Andrew Green said: “Martin-Kaye Solicitors is very proud to recognise such dedicated staff, many of who have been with us since the Practice first began.

“Without the support of such a flexible and well-trained team, we would not have achieved a nationwide reputation for high quality customer service and effective, appropriate expert advice.

“A company is only as good as its workforce, and we are supremely fortunate to have the backing of employees who really care about the service we deliver.”

Andrew said the support of the long-serving members of staff had been particularly invaluable during a hectic past 12 months, when the company had transferred to purpose-built multi-million pound offices in Euston Way.

“Our company has undergone a period of total transformation, not just in terms of our premises, but also in terms of our operational approach, and the patience and hard work of our staff has played a crucial role in helping us to tackle each challenge as it arose.”

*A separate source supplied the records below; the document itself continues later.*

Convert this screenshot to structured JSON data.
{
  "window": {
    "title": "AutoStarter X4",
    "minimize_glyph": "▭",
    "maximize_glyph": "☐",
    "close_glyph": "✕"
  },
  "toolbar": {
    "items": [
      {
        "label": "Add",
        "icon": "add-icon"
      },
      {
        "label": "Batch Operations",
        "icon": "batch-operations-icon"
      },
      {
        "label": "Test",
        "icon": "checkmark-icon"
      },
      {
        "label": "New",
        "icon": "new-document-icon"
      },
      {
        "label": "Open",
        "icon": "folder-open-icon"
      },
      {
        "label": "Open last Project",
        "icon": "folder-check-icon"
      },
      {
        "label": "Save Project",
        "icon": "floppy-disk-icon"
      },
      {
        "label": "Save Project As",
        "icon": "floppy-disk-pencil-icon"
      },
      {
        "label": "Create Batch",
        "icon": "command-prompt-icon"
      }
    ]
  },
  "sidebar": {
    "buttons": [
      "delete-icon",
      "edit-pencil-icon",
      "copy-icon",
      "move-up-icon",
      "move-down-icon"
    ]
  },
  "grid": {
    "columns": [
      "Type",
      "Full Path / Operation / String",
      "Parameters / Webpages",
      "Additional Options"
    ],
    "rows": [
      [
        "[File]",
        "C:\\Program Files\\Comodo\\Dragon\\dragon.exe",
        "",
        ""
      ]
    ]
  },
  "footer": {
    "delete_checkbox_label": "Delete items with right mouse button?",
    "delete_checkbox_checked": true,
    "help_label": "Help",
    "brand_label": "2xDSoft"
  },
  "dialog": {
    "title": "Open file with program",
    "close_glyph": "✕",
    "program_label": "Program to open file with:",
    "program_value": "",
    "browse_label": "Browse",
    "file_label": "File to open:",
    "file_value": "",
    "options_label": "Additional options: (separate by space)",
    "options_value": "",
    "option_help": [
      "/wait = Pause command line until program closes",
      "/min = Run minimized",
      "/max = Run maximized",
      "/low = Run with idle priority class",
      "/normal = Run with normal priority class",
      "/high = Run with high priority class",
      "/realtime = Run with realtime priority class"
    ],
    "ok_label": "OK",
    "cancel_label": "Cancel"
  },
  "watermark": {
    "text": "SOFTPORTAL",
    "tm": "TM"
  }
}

Pic: At the long service award presentation at Martin-Kaye Solicitors are, from left, Sharon Powell, Hazel Mears, Julie Peate, Shirley Farlow, Managing Partner Andrew Green, Judith Smout, Rita Webb, and Partner Alison Carter

Smoking ban looms for employers

Shropshire businesses must take action now to prepare for the impending national smoking ban or face a last-minute panic.

John Mehtam, Employment Law specialist at Martin-Kaye Solicitors, in Telford, said the ban would become law on July 1, but companies should make provision as soon as possible.

“There are fewer than 100 days to go, and it’s important that businesses start to take this seriously,” said John.

“Many may already have smoking policies in place, but these will need to be formalised ready for the ban, as it means all enclosed or substantially enclosed workplaces must be smoke free.”

John said companies where employees still wanted to smoke after the ban takes effect would have to make arrangements for them to smoke outside the building

“It’s vital that businesses begin now to remove their smoking rooms, and put up no smoking signs, in order to prepare their workforce for the changes that will be compulsory.

“And any employer who fails to display the signs could be fined up to £1,000 – if they fail to stop their staff smoking in a smoke free place, the fine could be as much as £2,500.”

John said the ban would be enforced by environmental health officers from local authorities, so that it did not take up valuable police time.

“In preparation for the new law, some employers may want to consider offering smokers help to give up, and it’s also important to consult your staff on how your smoking policy will be implemented.

“You should also make sure everyone is fully aware how you will deal with people who try to ignore the ban, and that you will be taking the new law extremely seriously.

“The ban will improve the working environment for all employees, and companies just need to ensure they plan for it well in advance to help the transition run smoothly.”